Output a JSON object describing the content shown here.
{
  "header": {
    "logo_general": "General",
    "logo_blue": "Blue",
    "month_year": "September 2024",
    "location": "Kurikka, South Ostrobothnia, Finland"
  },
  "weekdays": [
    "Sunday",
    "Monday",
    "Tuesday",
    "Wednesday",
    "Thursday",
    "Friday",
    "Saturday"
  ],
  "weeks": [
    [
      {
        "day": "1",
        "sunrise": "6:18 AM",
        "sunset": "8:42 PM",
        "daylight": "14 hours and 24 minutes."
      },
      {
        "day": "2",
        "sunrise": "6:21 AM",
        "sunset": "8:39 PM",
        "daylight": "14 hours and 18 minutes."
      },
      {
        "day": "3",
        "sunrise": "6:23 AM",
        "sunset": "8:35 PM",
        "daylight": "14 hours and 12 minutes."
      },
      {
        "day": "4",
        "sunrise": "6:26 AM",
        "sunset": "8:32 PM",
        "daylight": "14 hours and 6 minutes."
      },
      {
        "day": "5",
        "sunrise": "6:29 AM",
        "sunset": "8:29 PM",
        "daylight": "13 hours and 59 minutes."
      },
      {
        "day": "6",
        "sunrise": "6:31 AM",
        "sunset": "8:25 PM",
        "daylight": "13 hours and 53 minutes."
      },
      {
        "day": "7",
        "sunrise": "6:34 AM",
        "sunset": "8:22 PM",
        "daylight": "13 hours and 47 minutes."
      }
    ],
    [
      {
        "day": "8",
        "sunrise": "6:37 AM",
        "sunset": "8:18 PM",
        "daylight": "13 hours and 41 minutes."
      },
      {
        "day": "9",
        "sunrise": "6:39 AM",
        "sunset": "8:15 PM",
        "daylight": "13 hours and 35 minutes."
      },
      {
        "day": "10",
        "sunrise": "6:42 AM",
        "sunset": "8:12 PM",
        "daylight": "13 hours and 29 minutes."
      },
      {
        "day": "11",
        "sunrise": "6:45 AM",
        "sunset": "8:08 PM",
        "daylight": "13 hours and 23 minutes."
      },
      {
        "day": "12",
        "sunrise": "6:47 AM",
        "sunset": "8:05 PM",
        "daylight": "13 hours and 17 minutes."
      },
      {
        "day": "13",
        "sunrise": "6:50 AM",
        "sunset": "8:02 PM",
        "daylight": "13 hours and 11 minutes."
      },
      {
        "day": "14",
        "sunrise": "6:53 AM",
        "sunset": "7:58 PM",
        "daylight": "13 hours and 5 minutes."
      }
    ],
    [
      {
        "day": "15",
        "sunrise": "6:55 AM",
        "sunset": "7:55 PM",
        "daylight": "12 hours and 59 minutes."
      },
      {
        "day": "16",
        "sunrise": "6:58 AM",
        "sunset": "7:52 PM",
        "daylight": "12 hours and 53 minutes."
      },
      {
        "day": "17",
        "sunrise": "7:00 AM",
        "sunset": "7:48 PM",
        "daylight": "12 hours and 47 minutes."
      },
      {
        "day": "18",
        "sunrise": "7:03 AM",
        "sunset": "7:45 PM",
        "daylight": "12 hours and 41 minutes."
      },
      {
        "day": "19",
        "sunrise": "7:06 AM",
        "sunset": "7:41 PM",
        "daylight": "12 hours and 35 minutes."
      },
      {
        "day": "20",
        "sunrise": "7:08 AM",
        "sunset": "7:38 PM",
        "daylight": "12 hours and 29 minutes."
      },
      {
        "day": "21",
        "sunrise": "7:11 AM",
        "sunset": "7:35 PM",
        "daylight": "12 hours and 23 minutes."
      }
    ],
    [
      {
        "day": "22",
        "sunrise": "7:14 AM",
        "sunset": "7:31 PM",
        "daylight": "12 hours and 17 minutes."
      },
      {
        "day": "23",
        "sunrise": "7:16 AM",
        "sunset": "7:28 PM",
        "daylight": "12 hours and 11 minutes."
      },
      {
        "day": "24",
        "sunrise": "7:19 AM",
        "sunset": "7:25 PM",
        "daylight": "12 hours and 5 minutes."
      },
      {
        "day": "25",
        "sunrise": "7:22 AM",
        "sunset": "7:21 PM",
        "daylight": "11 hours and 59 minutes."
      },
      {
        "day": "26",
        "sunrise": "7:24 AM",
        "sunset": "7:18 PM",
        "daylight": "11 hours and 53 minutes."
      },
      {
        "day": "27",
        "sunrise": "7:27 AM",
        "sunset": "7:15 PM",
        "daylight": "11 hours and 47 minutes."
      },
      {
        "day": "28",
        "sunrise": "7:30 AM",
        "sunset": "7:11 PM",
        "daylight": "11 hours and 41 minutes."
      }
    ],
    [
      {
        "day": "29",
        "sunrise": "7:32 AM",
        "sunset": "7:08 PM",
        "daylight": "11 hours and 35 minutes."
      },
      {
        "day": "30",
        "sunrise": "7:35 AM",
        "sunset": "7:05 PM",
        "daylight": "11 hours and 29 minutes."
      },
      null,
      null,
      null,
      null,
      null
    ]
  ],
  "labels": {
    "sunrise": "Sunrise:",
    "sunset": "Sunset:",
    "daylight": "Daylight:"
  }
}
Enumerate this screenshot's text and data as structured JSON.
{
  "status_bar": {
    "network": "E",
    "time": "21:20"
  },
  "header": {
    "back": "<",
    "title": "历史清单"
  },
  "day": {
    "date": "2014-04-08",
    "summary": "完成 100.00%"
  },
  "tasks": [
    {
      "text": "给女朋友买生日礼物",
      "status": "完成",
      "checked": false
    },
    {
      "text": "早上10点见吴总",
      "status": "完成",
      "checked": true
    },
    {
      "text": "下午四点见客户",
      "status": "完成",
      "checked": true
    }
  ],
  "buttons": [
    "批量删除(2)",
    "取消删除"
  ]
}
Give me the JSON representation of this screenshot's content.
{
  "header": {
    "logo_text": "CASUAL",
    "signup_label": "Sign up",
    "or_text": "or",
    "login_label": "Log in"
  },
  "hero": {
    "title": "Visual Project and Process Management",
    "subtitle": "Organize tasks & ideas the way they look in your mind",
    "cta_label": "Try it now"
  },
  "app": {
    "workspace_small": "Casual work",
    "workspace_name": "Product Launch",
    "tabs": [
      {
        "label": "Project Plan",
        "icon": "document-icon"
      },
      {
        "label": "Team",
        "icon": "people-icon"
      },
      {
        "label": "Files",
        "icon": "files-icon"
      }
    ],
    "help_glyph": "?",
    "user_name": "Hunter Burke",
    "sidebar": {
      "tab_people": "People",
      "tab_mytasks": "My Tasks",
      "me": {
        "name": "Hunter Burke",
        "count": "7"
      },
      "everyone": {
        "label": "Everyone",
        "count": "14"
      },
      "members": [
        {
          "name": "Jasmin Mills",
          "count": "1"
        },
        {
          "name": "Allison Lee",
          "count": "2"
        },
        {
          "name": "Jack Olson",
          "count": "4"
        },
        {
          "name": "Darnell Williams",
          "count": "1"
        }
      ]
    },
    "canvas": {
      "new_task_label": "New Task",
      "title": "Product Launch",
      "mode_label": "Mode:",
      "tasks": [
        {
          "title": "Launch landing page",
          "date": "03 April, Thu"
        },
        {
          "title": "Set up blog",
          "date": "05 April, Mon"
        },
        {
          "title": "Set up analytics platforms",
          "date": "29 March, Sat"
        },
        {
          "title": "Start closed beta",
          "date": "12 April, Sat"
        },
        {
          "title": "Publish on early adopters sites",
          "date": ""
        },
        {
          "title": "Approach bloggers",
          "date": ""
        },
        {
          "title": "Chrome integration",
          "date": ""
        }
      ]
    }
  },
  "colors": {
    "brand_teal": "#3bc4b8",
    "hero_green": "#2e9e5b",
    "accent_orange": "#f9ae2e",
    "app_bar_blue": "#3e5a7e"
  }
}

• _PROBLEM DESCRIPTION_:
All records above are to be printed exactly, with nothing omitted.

• _REPLY_:
Output a JSON object describing the content shown here.
{
  "header": {
    "logo_general": "General",
    "logo_blue": "Blue",
    "month_year": "September 2024",
    "location": "Kurikka, South Ostrobothnia, Finland"
  },
  "weekdays": [
    "Sunday",
    "Monday",
    "Tuesday",
    "Wednesday",
    "Thursday",
    "Friday",
    "Saturday"
  ],
  "weeks": [
    [
      {
        "day": "1",
        "sunrise": "6:18 AM",
        "sunset": "8:42 PM",
        "daylight": "14 hours and 24 minutes."
      },
      {
        "day": "2",
        "sunrise": "6:21 AM",
        "sunset": "8:39 PM",
        "daylight": "14 hours and 18 minutes."
      },
      {
        "day": "3",
        "sunrise": "6:23 AM",
        "sunset": "8:35 PM",
        "daylight": "14 hours and 12 minutes."
      },
      {
        "day": "4",
        "sunrise": "6:26 AM",
        "sunset": "8:32 PM",
        "daylight": "14 hours and 6 minutes."
      },
      {
        "day": "5",
        "sunrise": "6:29 AM",
        "sunset": "8:29 PM",
        "daylight": "13 hours and 59 minutes."
      },
      {
        "day": "6",
        "sunrise": "6:31 AM",
        "sunset": "8:25 PM",
        "daylight": "13 hours and 53 minutes."
      },
      {
        "day": "7",
        "sunrise": "6:34 AM",
        "sunset": "8:22 PM",
        "daylight": "13 hours and 47 minutes."
      }
    ],
    [
      {
        "day": "8",
        "sunrise": "6:37 AM",
        "sunset": "8:18 PM",
        "daylight": "13 hours and 41 minutes."
      },
      {
        "day": "9",
        "sunrise": "6:39 AM",
        "sunset": "8:15 PM",
        "daylight": "13 hours and 35 minutes."
      },
      {
        "day": "10",
        "sunrise": "6:42 AM",
        "sunset": "8:12 PM",
        "daylight": "13 hours and 29 minutes."
      },
      {
        "day": "11",
        "sunrise": "6:45 AM",
        "sunset": "8:08 PM",
        "daylight": "13 hours and 23 minutes."
      },
      {
        "day": "12",
        "sunrise": "6:47 AM",
        "sunset": "8:05 PM",
        "daylight": "13 hours and 17 minutes."
      },
      {
        "day": "13",
        "sunrise": "6:50 AM",
        "sunset": "8:02 PM",
        "daylight": "13 hours and 11 minutes."
      },
      {
        "day": "14",
        "sunrise": "6:53 AM",
        "sunset": "7:58 PM",
        "daylight": "13 hours and 5 minutes."
      }
    ],
    [
      {
        "day": "15",
        "sunrise": "6:55 AM",
        "sunset": "7:55 PM",
        "daylight": "12 hours and 59 minutes."
      },
      {
        "day": "16",
        "sunrise": "6:58 AM",
        "sunset": "7:52 PM",
        "daylight": "12 hours and 53 minutes."
      },
      {
        "day": "17",
        "sunrise": "7:00 AM",
        "sunset": "7:48 PM",
        "daylight": "12 hours and 47 minutes."
      },
      {
        "day": "18",
        "sunrise": "7:03 AM",
        "sunset": "7:45 PM",
        "daylight": "12 hours and 41 minutes."
      },
      {
        "day": "19",
        "sunrise": "7:06 AM",
        "sunset": "7:41 PM",
        "daylight": "12 hours and 35 minutes."
      },
      {
        "day": "20",
        "sunrise": "7:08 AM",
        "sunset": "7:38 PM",
        "daylight": "12 hours and 29 minutes."
      },
      {
        "day": "21",
        "sunrise": "7:11 AM",
        "sunset": "7:35 PM",
        "daylight": "12 hours and 23 minutes."
      }
    ],
    [
      {
        "day": "22",
        "sunrise": "7:14 AM",
        "sunset": "7:31 PM",
        "daylight": "12 hours and 17 minutes."
      },
      {
        "day": "23",
        "sunrise": "7:16 AM",
        "sunset": "7:28 PM",
        "daylight": "12 hours and 11 minutes."
      },
      {
        "day": "24",
        "sunrise": "7:19 AM",
        "sunset": "7:25 PM",
        "daylight": "12 hours and 5 minutes."
      },
      {
        "day": "25",
        "sunrise": "7:22 AM",
        "sunset": "7:21 PM",
        "daylight": "11 hours and 59 minutes."
      },
      {
        "day": "26",
        "sunrise": "7:24 AM",
        "sunset": "7:18 PM",
        "daylight": "11 hours and 53 minutes."
      },
      {
        "day": "27",
        "sunrise": "7:27 AM",
        "sunset": "7:15 PM",
        "daylight": "11 hours and 47 minutes."
      },
      {
        "day": "28",
        "sunrise": "7:30 AM",
        "sunset": "7:11 PM",
        "daylight": "11 hours and 41 minutes."
      }
    ],
    [
      {
        "day": "29",
        "sunrise": "7:32 AM",
        "sunset": "7:08 PM",
        "daylight": "11 hours and 35 minutes."
      },
      {
        "day": "30",
        "sunrise": "7:35 AM",
        "sunset": "7:05 PM",
        "daylight": "11 hours and 29 minutes."
      },
      null,
      null,
      null,
      null,
      null
    ]
  ],
  "labels": {
    "sunrise": "Sunrise:",
    "sunset": "Sunset:",
    "daylight": "Daylight:"
  }
}
Enumerate this screenshot's text and data as structured JSON.
{
  "status_bar": {
    "network": "E",
    "time": "21:20"
  },
  "header": {
    "back": "<",
    "title": "历史清单"
  },
  "day": {
    "date": "2014-04-08",
    "summary": "完成 100.00%"
  },
  "tasks": [
    {
      "text": "给女朋友买生日礼物",
      "status": "完成",
      "checked": false
    },
    {
      "text": "早上10点见吴总",
      "status": "完成",
      "checked": true
    },
    {
      "text": "下午四点见客户",
      "status": "完成",
      "checked": true
    }
  ],
  "buttons": [
    "批量删除(2)",
    "取消删除"
  ]
}
Give me the JSON representation of this screenshot's content.
{
  "header": {
    "logo_text": "CASUAL",
    "signup_label": "Sign up",
    "or_text": "or",
    "login_label": "Log in"
  },
  "hero": {
    "title": "Visual Project and Process Management",
    "subtitle": "Organize tasks & ideas the way they look in your mind",
    "cta_label": "Try it now"
  },
  "app": {
    "workspace_small": "Casual work",
    "workspace_name": "Product Launch",
    "tabs": [
      {
        "label": "Project Plan",
        "icon": "document-icon"
      },
      {
        "label": "Team",
        "icon": "people-icon"
      },
      {
        "label": "Files",
        "icon": "files-icon"
      }
    ],
    "help_glyph": "?",
    "user_name": "Hunter Burke",
    "sidebar": {
      "tab_people": "People",
      "tab_mytasks": "My Tasks",
      "me": {
        "name": "Hunter Burke",
        "count": "7"
      },
      "everyone": {
        "label": "Everyone",
        "count": "14"
      },
      "members": [
        {
          "name": "Jasmin Mills",
          "count": "1"
        },
        {
          "name": "Allison Lee",
          "count": "2"
        },
        {
          "name": "Jack Olson",
          "count": "4"
        },
        {
          "name": "Darnell Williams",
          "count": "1"
        }
      ]
    },
    "canvas": {
      "new_task_label": "New Task",
      "title": "Product Launch",
      "mode_label": "Mode:",
      "tasks": [
        {
          "title": "Launch landing page",
          "date": "03 April, Thu"
        },
        {
          "title": "Set up blog",
          "date": "05 April, Mon"
        },
        {
          "title": "Set up analytics platforms",
          "date": "29 March, Sat"
        },
        {
          "title": "Start closed beta",
          "date": "12 April, Sat"
        },
        {
          "title": "Publish on early adopters sites",
          "date": ""
        },
        {
          "title": "Approach bloggers",
          "date": ""
        },
        {
          "title": "Chrome integration",
          "date": ""
        }
      ]
    }
  },
  "colors": {
    "brand_teal": "#3bc4b8",
    "hero_green": "#2e9e5b",
    "accent_orange": "#f9ae2e",
    "app_bar_blue": "#3e5a7e"
  }
}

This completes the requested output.